Activity ▸ All of the data below should be written out again exactly.

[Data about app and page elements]
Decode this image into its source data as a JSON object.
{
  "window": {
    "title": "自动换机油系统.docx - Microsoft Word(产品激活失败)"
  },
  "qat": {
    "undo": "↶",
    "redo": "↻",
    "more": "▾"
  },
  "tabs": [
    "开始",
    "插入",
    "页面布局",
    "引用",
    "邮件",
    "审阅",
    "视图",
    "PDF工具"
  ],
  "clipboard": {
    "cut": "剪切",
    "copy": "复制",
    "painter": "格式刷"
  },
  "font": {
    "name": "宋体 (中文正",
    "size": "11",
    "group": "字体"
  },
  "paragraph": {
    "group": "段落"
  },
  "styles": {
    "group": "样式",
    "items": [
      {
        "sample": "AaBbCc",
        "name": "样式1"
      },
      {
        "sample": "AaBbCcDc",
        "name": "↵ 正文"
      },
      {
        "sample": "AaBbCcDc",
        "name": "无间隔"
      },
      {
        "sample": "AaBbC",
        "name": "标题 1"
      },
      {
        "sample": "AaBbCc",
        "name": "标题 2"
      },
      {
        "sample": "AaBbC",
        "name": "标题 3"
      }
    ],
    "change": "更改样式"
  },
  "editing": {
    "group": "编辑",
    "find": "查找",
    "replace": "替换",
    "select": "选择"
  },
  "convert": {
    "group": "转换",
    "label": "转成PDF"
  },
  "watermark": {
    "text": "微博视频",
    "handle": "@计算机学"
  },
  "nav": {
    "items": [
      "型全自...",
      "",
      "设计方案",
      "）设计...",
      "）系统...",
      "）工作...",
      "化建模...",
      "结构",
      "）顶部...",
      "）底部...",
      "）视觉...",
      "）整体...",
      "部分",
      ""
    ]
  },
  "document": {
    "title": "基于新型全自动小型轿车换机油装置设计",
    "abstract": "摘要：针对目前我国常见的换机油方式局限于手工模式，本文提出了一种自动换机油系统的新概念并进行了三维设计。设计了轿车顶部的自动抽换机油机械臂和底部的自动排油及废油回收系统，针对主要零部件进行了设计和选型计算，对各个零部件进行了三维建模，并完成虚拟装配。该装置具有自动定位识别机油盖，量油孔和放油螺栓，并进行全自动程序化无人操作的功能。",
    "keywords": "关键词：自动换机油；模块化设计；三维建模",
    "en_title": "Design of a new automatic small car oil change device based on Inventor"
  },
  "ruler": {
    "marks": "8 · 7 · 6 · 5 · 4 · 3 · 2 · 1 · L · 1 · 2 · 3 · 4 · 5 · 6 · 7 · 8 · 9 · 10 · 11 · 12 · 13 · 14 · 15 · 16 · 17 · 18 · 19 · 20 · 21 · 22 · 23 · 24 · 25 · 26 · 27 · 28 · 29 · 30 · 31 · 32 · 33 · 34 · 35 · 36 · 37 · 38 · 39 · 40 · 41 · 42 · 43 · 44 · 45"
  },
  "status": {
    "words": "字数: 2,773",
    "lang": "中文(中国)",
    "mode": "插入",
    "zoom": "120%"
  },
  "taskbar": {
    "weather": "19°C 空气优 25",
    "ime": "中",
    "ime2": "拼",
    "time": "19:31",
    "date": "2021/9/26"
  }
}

Reply to the exercise ▸
Decode this image into its source data as a JSON object.
{
  "window": {
    "title": "自动换机油系统.docx - Microsoft Word(产品激活失败)"
  },
  "qat": {
    "undo": "↶",
    "redo": "↻",
    "more": "▾"
  },
  "tabs": [
    "开始",
    "插入",
    "页面布局",
    "引用",
    "邮件",
    "审阅",
    "视图",
    "PDF工具"
  ],
  "clipboard": {
    "cut": "剪切",
    "copy": "复制",
    "painter": "格式刷"
  },
  "font": {
    "name": "宋体 (中文正",
    "size": "11",
    "group": "字体"
  },
  "paragraph": {
    "group": "段落"
  },
  "styles": {
    "group": "样式",
    "items": [
      {
        "sample": "AaBbCc",
        "name": "样式1"
      },
      {
        "sample": "AaBbCcDc",
        "name": "↵ 正文"
      },
      {
        "sample": "AaBbCcDc",
        "name": "无间隔"
      },
      {
        "sample": "AaBbC",
        "name": "标题 1"
      },
      {
        "sample": "AaBbCc",
        "name": "标题 2"
      },
      {
        "sample": "AaBbC",
        "name": "标题 3"
      }
    ],
    "change": "更改样式"
  },
  "editing": {
    "group": "编辑",
    "find": "查找",
    "replace": "替换",
    "select": "选择"
  },
  "convert": {
    "group": "转换",
    "label": "转成PDF"
  },
  "watermark": {
    "text": "微博视频",
    "handle": "@计算机学"
  },
  "nav": {
    "items": [
      "型全自...",
      "",
      "设计方案",
      "）设计...",
      "）系统...",
      "）工作...",
      "化建模...",
      "结构",
      "）顶部...",
      "）底部...",
      "）视觉...",
      "）整体...",
      "部分",
      ""
    ]
  },
  "document": {
    "title": "基于新型全自动小型轿车换机油装置设计",
    "abstract": "摘要：针对目前我国常见的换机油方式局限于手工模式，本文提出了一种自动换机油系统的新概念并进行了三维设计。设计了轿车顶部的自动抽换机油机械臂和底部的自动排油及废油回收系统，针对主要零部件进行了设计和选型计算，对各个零部件进行了三维建模，并完成虚拟装配。该装置具有自动定位识别机油盖，量油孔和放油螺栓，并进行全自动程序化无人操作的功能。",
    "keywords": "关键词：自动换机油；模块化设计；三维建模",
    "en_title": "Design of a new automatic small car oil change device based on Inventor"
  },
  "ruler": {
    "marks": "8 · 7 · 6 · 5 · 4 · 3 · 2 · 1 · L · 1 · 2 · 3 · 4 · 5 · 6 · 7 · 8 · 9 · 10 · 11 · 12 · 13 · 14 · 15 · 16 · 17 · 18 · 19 · 20 · 21 · 22 · 23 · 24 · 25 · 26 · 27 · 28 · 29 · 30 · 31 · 32 · 33 · 34 · 35 · 36 · 37 · 38 · 39 · 40 · 41 · 42 · 43 · 44 · 45"
  },
  "status": {
    "words": "字数: 2,773",
    "lang": "中文(中国)",
    "mode": "插入",
    "zoom": "120%"
  },
  "taskbar": {
    "weather": "19°C 空气优 25",
    "ime": "中",
    "ime2": "拼",
    "time": "19:31",
    "date": "2021/9/26"
  }
}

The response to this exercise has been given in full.